Moreover, the ship had a crew of 14. These also included a zoological curator, Svenson, and six hunters hired in Norway. But it came differently. The Sofia went on 07.07.1868 from Gothenburg to Aalesund, 16 - 20 July 1868 Tromsö, 22 - 27 July 1868 Bear Island, 31 July 1868 Green Harbour and early August to Advent Bay, August 16, 1868 Kings Bay, 20. August 1868 near Smerenburg, on the island of Amsterdamoya, where she met with an Swedish ship (name not mentioned in literature), which is carrying coal and mail. brought with him, met. Around September 10th and 15th there was another meeting on Spitsbergen with the small Swedish ship "Severine". Also this time the coal and mail I brought it for you. Probably also the letter shown here (fig.1). On board the ship "Severine" then returned as planned, several (but not all!) Expedition members returned to Norway. The other members of the expedition then went on to a contiguous on the north coast of Spitsbergen, where on Sept. 19, 1868, an ice belt Advance in the ice up to 81° 42´ N, 17° 30´Ost., to the northernmost of the a point visited by a vehicle. Shortly afterwards the accident happened. On 4 October 1868 in a violent storm, the Sofia was severely damaged by the impact with an ice floe. They returned and the crew had to check the leak in the fuselage several times during the trip. back to Spitsbergen. In the KingsBay the Sofia was then so far that nothing stood in the way of a return journey any longer, so that it was possible to 11.10.1868 from there beginning, on 20 October 1868 reached Tromsö and from there then to Gothenburg, which was reached on November 15, 1868.

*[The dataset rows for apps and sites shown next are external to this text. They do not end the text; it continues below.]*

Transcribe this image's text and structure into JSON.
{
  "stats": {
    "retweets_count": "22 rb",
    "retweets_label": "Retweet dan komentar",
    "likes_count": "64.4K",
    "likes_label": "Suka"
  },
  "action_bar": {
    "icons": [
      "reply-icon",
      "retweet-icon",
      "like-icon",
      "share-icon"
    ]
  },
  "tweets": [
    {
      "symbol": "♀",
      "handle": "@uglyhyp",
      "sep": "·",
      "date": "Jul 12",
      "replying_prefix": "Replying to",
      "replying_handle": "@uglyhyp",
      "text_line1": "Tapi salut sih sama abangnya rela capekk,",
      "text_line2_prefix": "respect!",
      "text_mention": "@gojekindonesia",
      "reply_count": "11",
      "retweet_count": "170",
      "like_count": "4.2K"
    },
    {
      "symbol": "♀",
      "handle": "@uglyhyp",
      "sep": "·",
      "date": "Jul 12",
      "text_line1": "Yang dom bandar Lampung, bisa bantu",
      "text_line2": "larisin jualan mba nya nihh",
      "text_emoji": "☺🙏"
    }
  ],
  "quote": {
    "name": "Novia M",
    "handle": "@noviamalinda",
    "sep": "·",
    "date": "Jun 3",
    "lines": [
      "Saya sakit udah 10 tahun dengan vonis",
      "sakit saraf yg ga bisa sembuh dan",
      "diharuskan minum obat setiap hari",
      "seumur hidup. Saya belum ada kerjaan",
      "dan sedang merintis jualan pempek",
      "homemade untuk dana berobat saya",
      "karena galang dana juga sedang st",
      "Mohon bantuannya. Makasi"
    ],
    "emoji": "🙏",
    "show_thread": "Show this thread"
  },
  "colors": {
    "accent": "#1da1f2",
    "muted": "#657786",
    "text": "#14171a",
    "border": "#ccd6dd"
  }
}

The professor, palaeontologist and botanist Oswald Heer from Zurich stood with scientists of the expedition. Many of the research results he used in his book "Flora fossilis arctica". Prof. Oswald Heer died 1883 in Lausanne. Perhaps he was the sender of the letter.